It was chilly here in Gordo, Alabama yesterday. I don’t think the high got over 50 and there was a steady breeze blowing most of the day. But I really wanted to see how the new DK2 wood chipper would perform, so I towed it to one of the perimeter roads where we had a couple of trees down and fired it up.
The machine started immediately and I began by feeding some small branches into the hopper, which it quickly ground up and shot out the chipper exhaust port. Okay, that was nice. Let’s try something a little bigger. I put in some slightly larger branches with no problem, and as I got more confident, I kept increasing the size. It seemed like no matter what I fed it, the DK2 was more than up to the job.
Eventually I worked my way up to some five-inch diameter limbs, some pine and some hardwood. A couple of times with the hardwood, I had to pull it back a bit because as it was self-feeding, it would bog the engine down. Because it is self-feeding, I could put some long branches, some as much as 14-feet long, into the hopper. With the long ones, I had to hold the other end up as the chipper was working, otherwise they would hang up on the ground and bog it down.
I have to say I’m really impressed with this machine, and it didn’t take long to have a nice pile of wood chips that Terry can use in her garden next season.
Once I ran out of broken limbs, I wanted to cut more limbs off of the downed trees, and that’s where I ran into trouble. I had not used my new Stihl chainsaw yet, and I fired it up and started to cut one limb. I quickly realized that I had something wet hitting my hand, so I turned it off and saw that the cap for the bar oil had come off. That’s strange because I know they filled it up at the shop when I bought the chainsaw.
I went to the garage and got some more of the proper oil for it and refilled the reservoir and tightened the cap back on, but as soon as I started the engine, oil began pouring out again. Shutting the saw down again, I noticed that the cap for the oil reservoir that I had just tightened was loose again and almost ready to fall out. I got a paper towel and cleaned the threads of both the cap and the reservoir entrance and did not see any obvious problems. After refilling the reservoir a second time, I tightened the cap again and that time it seemed to work, because I didn’t have any more oil leaking out.

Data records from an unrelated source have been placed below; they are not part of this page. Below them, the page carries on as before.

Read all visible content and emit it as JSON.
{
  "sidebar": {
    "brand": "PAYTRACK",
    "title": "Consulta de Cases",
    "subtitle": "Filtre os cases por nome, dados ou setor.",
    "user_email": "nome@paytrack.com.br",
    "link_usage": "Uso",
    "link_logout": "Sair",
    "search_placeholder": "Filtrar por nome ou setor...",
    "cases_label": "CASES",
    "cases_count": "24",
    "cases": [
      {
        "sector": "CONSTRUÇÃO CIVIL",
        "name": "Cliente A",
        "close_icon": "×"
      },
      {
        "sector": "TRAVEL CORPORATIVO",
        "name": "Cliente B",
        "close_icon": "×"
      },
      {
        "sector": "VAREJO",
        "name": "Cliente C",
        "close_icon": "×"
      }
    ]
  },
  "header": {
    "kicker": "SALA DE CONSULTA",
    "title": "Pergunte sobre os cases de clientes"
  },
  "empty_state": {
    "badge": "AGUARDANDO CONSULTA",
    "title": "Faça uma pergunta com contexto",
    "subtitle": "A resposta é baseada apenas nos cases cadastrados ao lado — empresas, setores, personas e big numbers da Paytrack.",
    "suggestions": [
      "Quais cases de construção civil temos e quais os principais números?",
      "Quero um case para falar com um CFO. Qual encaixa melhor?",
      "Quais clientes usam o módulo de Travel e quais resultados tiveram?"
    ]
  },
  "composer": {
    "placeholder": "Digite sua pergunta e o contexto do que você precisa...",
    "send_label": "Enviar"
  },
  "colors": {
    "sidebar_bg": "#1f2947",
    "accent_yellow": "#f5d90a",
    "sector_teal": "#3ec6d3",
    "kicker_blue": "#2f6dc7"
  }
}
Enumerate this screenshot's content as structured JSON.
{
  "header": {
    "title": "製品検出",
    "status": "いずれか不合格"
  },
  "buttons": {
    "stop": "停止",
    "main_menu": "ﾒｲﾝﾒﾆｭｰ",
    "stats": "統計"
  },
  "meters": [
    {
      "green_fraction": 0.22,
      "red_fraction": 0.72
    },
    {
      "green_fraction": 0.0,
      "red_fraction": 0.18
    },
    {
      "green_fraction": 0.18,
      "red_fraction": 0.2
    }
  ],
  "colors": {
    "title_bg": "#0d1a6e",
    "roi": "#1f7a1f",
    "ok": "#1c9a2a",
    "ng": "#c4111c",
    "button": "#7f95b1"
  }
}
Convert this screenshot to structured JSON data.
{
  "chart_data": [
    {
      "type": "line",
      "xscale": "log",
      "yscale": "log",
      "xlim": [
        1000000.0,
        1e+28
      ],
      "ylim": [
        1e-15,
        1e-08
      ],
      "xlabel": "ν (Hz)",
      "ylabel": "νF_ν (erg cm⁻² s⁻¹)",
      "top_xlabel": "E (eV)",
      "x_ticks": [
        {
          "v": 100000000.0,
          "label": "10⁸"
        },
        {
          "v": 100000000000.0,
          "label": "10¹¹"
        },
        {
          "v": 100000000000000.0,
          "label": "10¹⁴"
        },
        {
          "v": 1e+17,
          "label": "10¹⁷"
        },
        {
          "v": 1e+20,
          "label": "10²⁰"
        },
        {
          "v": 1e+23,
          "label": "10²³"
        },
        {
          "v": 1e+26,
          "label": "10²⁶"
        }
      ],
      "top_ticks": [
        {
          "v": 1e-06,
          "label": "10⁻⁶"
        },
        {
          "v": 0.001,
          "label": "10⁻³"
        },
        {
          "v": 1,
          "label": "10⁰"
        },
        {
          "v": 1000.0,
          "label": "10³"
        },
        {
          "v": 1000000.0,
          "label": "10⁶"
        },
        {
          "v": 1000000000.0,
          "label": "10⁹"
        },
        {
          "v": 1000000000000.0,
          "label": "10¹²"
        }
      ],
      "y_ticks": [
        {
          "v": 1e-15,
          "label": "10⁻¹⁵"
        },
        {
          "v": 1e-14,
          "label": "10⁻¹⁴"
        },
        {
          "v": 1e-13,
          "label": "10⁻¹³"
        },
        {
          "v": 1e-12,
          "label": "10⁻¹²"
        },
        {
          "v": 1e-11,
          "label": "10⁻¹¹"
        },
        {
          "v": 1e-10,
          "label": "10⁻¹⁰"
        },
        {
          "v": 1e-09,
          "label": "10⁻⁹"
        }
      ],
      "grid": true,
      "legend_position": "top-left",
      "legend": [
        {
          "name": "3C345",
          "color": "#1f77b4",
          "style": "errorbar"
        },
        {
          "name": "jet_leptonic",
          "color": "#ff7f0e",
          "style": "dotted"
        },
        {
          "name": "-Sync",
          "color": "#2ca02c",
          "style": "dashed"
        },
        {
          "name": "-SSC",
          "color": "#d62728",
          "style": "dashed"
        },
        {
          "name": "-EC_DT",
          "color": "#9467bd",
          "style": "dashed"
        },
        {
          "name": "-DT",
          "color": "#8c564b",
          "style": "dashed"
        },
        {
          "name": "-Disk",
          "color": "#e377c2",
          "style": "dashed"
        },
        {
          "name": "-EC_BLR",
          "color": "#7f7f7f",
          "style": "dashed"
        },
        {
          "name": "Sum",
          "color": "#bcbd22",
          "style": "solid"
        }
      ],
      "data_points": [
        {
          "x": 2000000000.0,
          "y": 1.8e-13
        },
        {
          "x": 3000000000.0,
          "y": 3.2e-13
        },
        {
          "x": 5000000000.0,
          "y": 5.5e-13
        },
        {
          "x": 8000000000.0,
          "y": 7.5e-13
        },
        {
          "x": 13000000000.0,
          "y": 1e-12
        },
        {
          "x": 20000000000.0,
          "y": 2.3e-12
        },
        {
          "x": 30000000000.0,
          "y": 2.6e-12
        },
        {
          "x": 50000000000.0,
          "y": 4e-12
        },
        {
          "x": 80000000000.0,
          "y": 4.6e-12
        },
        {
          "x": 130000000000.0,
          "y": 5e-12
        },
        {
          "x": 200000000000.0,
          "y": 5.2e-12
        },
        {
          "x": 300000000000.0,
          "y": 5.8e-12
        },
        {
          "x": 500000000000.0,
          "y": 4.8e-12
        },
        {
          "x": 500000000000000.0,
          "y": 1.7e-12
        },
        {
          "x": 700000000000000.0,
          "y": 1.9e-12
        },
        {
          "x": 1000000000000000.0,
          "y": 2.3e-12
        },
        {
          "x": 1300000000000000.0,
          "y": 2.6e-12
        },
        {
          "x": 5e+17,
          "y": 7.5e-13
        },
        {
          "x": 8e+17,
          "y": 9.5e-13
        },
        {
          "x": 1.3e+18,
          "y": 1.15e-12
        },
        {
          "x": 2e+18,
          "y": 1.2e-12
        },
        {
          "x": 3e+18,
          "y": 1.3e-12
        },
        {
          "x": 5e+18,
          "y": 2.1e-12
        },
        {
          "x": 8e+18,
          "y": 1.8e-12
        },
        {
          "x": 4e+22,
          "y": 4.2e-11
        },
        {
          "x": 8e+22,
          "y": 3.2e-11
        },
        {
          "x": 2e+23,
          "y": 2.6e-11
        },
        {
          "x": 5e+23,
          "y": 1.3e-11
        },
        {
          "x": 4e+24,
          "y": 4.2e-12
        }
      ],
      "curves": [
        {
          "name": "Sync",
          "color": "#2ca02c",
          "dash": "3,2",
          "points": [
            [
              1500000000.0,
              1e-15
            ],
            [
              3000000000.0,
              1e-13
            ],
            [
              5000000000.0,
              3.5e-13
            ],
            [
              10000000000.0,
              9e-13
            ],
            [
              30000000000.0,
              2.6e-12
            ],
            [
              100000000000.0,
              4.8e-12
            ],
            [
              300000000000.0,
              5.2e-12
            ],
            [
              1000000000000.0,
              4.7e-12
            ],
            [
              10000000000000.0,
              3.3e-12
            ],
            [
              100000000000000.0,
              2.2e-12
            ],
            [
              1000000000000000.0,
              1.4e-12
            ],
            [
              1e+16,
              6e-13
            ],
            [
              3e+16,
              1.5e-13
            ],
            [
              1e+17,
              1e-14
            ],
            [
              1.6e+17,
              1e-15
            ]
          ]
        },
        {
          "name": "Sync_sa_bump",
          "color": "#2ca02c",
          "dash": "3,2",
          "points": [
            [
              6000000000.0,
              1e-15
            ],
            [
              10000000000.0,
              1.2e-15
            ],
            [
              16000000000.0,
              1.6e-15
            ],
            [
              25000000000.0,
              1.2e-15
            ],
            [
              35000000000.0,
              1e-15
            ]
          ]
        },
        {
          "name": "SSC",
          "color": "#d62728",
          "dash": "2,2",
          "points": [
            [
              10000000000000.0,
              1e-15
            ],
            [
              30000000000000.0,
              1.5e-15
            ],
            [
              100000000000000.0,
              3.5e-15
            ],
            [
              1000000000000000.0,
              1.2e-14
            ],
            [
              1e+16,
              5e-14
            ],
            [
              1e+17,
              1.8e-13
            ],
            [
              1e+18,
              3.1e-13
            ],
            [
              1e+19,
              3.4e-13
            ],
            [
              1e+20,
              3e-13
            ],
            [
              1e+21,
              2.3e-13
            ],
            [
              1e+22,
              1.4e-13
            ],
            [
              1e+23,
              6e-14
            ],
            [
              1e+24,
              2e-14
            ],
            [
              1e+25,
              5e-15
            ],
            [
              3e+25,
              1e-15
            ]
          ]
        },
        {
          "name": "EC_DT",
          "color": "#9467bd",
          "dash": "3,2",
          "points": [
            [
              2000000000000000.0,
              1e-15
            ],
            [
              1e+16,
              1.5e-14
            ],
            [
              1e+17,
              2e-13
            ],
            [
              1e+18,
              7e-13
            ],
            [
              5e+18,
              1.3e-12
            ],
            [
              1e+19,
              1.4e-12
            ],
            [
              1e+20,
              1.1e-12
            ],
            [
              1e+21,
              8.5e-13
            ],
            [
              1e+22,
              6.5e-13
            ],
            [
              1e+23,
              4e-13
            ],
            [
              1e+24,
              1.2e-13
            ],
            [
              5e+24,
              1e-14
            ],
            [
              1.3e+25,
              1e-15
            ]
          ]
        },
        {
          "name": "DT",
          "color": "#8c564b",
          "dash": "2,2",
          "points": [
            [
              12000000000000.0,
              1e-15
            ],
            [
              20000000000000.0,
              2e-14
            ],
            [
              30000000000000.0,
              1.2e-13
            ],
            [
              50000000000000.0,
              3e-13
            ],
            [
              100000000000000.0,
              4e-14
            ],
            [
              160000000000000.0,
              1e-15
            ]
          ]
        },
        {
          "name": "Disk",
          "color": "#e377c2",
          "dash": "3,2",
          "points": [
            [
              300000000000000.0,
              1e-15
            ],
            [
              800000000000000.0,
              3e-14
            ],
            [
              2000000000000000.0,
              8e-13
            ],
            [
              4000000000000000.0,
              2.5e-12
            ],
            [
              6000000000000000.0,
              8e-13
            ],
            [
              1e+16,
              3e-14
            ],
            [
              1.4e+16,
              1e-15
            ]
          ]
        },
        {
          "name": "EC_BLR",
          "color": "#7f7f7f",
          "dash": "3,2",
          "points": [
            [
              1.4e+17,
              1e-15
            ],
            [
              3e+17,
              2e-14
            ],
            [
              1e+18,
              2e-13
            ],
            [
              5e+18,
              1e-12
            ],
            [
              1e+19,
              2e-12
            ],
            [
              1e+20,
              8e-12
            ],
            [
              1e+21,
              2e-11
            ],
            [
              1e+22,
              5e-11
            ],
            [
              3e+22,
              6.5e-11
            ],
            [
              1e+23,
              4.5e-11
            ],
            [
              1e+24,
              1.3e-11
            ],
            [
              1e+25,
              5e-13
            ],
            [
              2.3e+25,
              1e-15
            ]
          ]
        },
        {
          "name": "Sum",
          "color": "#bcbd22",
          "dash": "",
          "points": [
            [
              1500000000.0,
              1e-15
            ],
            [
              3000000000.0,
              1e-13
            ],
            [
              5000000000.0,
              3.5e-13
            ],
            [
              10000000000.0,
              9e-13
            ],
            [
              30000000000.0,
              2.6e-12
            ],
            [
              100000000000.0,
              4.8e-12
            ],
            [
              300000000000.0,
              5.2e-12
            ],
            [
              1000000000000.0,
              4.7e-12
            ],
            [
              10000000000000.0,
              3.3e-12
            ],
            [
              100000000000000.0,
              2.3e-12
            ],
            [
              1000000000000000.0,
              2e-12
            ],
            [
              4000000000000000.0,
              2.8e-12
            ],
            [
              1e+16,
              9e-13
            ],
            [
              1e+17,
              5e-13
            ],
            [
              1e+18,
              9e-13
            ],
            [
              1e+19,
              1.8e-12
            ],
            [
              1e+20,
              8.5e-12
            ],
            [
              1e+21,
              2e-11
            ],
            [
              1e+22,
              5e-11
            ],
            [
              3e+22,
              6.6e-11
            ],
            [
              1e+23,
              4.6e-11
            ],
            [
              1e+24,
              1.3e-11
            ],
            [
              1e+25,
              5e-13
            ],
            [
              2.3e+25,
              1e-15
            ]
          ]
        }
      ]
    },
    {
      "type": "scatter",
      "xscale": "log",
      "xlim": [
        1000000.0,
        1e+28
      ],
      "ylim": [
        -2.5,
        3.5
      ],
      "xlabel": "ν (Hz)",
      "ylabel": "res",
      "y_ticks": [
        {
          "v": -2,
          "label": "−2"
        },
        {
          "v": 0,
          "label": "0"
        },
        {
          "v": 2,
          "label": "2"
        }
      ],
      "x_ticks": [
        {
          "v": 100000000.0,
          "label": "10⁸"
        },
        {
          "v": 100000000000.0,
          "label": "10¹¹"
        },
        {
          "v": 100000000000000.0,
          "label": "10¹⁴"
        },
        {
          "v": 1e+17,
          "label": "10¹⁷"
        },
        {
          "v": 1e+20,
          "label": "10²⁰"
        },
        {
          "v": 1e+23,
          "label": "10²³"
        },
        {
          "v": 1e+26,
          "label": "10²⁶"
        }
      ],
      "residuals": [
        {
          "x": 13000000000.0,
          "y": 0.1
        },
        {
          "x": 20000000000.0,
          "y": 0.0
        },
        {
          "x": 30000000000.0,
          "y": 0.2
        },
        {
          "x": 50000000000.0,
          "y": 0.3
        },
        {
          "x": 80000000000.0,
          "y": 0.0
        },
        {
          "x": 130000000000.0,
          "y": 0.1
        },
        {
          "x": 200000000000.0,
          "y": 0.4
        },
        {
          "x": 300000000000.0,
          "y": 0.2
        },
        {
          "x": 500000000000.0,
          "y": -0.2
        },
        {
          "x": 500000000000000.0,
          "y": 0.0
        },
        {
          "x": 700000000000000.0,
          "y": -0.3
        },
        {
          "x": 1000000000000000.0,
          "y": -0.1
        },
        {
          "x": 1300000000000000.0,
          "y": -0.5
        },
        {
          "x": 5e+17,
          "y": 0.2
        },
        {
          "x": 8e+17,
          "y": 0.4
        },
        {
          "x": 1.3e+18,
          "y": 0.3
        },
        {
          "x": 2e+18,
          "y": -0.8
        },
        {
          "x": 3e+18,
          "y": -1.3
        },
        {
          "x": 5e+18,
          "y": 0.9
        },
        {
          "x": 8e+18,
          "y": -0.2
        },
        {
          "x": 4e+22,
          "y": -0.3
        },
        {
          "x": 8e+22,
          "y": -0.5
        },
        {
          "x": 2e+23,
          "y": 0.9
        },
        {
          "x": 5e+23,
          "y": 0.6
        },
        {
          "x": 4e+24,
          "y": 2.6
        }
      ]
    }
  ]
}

However, now there was another problem. I tried to cut a limb that was not much over two inches in diameter, and it seemed like I was using the dull side of a butter knife. It took a long time to cut through, and when I started on the next limb, the chain wouldn’t move. Now what the heck is wrong?
The light was fading by then, so I called it a day and put the chipper in the barn and the chainsaw back in the garage. My son-in-law Kenny used to work at Ace Hardware and was trained in Stihl chainsaws, so last night I talked to him and then went out to the garage and showed him on my phone what was happening. As it turns out, the chain had jumped out of the track it’s supposed to run in. There is an adjuster that’s supposed to loosen or tighten the chain, but it won’t move in either direction. Kenny suggested I either take it back to the shop or get somebody who knows more about chainsaws than I do to look at it. That sounds like a good idea to me.
We have a couple of clear but cold days ahead of us before rain sets in on Thursday and it is supposed to last through the weekend. Scott and Alan Banks from Banks Construction, who built our back deck, are coming by again today to start another quick project that we want to get done. I’ll tell you more about that as things progress.
And finally, here’s a chuckle to start your day from the collection of funny signs we see in our travels and that our readers share with us. This sounds like a rough place to work.
Thought For The Day – I’ve often wondered what people have against the horse I rode in on.